Sidney Larsen

Choosing Happiness

Captivated by the small community and beautiful campus, Sidney Larsen ’17 was drawn to Luther on her first tour. But majoring in French was not her original plan. After challenges in chemistry, Sidney realized she could major in any subject, take science classes on the side, and still get into dental school.

“My friend asked me what major would make me happy and I said ‘French,'” Sidney says. “Right after that I went back to my room and made the change official.”

Blending Interests Overseas

Being able to travel and communicate in French-speaking countries was a highlight since Sidney’s immersion in the language. Between her junior and senior years, Sidney interned as an assistant at a dental office in Togo, West Africa. There, she lived with a Togolese family and practiced her French and dentistry skills. Sidney was completely immersed in dentistry, including performing small procedures by herself and even pulling out a couple of teeth!
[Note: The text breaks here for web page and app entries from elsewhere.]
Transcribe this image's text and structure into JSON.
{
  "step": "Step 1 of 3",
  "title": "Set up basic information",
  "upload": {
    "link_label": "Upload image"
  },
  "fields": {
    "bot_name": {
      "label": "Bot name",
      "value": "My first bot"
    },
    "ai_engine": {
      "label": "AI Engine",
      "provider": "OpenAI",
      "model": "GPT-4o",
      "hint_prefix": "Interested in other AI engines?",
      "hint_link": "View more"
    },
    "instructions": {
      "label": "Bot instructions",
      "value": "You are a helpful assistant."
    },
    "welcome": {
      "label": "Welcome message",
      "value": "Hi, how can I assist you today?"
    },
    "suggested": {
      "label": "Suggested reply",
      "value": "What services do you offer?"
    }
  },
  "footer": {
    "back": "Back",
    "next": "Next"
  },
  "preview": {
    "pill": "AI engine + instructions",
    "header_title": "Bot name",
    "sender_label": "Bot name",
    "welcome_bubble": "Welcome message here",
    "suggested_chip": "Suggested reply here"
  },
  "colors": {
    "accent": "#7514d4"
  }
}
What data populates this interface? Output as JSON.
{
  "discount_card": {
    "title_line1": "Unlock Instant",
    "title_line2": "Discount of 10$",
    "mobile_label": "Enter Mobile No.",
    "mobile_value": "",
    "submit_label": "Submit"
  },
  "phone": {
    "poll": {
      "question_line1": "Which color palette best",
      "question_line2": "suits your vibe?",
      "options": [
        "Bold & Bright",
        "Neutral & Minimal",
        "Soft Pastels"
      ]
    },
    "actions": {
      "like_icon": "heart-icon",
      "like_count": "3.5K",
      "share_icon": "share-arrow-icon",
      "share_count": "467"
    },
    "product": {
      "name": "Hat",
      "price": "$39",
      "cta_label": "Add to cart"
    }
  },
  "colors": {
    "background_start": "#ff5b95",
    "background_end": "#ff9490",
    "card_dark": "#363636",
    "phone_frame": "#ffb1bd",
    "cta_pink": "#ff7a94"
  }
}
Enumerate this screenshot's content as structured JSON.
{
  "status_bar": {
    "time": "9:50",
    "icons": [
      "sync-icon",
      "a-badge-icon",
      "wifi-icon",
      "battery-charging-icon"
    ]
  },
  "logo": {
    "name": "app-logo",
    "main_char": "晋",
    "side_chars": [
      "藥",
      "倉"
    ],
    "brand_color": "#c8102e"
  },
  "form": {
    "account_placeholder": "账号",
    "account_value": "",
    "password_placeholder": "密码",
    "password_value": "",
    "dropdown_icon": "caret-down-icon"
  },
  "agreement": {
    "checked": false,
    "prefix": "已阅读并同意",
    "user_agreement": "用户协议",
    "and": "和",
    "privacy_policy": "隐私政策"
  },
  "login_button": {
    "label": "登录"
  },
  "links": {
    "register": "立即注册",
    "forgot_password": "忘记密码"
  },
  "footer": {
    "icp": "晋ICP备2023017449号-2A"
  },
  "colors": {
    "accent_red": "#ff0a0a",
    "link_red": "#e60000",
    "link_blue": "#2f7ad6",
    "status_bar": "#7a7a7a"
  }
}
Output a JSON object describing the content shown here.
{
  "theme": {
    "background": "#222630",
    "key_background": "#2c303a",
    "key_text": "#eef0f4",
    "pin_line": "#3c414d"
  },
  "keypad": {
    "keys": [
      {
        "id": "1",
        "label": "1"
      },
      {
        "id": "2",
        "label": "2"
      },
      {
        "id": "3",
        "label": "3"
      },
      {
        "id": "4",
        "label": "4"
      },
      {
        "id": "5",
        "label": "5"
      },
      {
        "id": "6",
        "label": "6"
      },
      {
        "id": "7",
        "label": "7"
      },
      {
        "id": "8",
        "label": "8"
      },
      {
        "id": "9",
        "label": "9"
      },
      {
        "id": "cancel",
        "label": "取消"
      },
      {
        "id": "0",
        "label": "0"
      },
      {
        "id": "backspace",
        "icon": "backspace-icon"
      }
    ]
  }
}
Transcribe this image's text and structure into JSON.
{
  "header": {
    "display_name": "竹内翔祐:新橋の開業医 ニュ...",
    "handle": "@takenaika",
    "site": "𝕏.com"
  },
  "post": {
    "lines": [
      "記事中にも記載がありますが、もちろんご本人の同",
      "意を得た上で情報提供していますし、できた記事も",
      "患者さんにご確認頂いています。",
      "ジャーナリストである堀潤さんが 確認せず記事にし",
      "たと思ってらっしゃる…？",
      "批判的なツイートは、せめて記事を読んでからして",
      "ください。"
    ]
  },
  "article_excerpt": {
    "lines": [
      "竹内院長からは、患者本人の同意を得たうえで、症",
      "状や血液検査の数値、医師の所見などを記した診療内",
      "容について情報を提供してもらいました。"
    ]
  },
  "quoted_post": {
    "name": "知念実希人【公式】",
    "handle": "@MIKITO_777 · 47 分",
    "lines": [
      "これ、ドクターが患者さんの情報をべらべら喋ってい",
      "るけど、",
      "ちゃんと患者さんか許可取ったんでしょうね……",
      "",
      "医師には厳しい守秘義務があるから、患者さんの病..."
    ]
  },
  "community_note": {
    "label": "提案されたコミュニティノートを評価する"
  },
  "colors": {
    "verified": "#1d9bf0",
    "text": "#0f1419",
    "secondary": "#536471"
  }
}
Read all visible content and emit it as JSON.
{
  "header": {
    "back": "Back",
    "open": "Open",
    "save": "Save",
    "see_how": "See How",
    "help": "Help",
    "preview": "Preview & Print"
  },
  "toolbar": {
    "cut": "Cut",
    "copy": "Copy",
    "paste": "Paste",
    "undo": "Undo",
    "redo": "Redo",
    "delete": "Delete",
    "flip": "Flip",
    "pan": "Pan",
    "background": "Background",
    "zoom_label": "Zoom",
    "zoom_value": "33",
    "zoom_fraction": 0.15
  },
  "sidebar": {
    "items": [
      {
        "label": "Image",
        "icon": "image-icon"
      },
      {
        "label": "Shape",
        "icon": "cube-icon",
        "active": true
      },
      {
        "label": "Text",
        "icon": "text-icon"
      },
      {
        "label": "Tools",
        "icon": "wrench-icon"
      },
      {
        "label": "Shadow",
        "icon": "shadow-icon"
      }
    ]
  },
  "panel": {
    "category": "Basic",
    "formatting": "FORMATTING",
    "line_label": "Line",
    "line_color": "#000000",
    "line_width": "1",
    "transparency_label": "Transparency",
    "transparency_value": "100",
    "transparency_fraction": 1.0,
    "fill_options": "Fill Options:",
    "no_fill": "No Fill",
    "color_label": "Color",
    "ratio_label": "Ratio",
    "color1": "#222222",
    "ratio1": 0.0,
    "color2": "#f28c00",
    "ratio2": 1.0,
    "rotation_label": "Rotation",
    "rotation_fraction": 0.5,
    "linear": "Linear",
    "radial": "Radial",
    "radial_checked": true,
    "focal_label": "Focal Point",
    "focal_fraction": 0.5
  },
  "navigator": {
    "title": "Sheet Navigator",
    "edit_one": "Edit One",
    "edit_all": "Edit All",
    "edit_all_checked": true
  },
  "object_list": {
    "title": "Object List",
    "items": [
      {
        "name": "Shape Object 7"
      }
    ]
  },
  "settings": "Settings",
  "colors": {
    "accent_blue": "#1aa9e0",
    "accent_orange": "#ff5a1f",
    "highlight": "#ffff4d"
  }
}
“I got to experience the culture of Togo through time spent with my host family and the friends I made,” Sidney says. “My French improved by leaps and bounds over the course of my internship. Since the Togolese generally don’t speak any English beyond ‘Hi, how are you?’ it was necessary for me to speak French almost all the time. Because of this, I was able to comprehend and speak at an advanced level by the time my internship was complete.”

If you want to open yourself up to a future full of possibilities and learn a lot while doing it, I suggest becoming a French major.

Sidney Larsen '17
A Career Full of Opportunities

Developing her French skills within an academic framework heightened Sidney’s ability to work in her current setting. After graduation, through the Teaching Assistant Program in France (TAPIF), Sidney started to work as a language assistant with Lycée Robert de Mortain as well as at the college with the same name in Mortain, France. Back in Decorah, Sidney aided high school and middle school students to improve their English and strengthen their conversation skills.

In addition to overcoming any challenges at work, Sidney also participated in Reacting to the Past (RTTP) games and involvement with Model UN. “I typically hate public speaking, but with RTTP we delivered speeches in French in front of our whole class. This helped me become much more comfortable speaking to crowds and has made the transition into teaching much easier,” Sidney says. The RTTP games brought excitement to the classroom and also taught Sidney how to think on her feet and use French in real time to win debates and tell stories.

“Academics have taught me to never be satisfied and to figure out what I can do to make something better,” Sidney says.

From there on, Sidney has employed her international background and skillsets from the French major to experience various roles. From interning in international peace and human rights, to doing research and working in international law, Sidney has found her way into a senior staffer position at the American University International Law Review.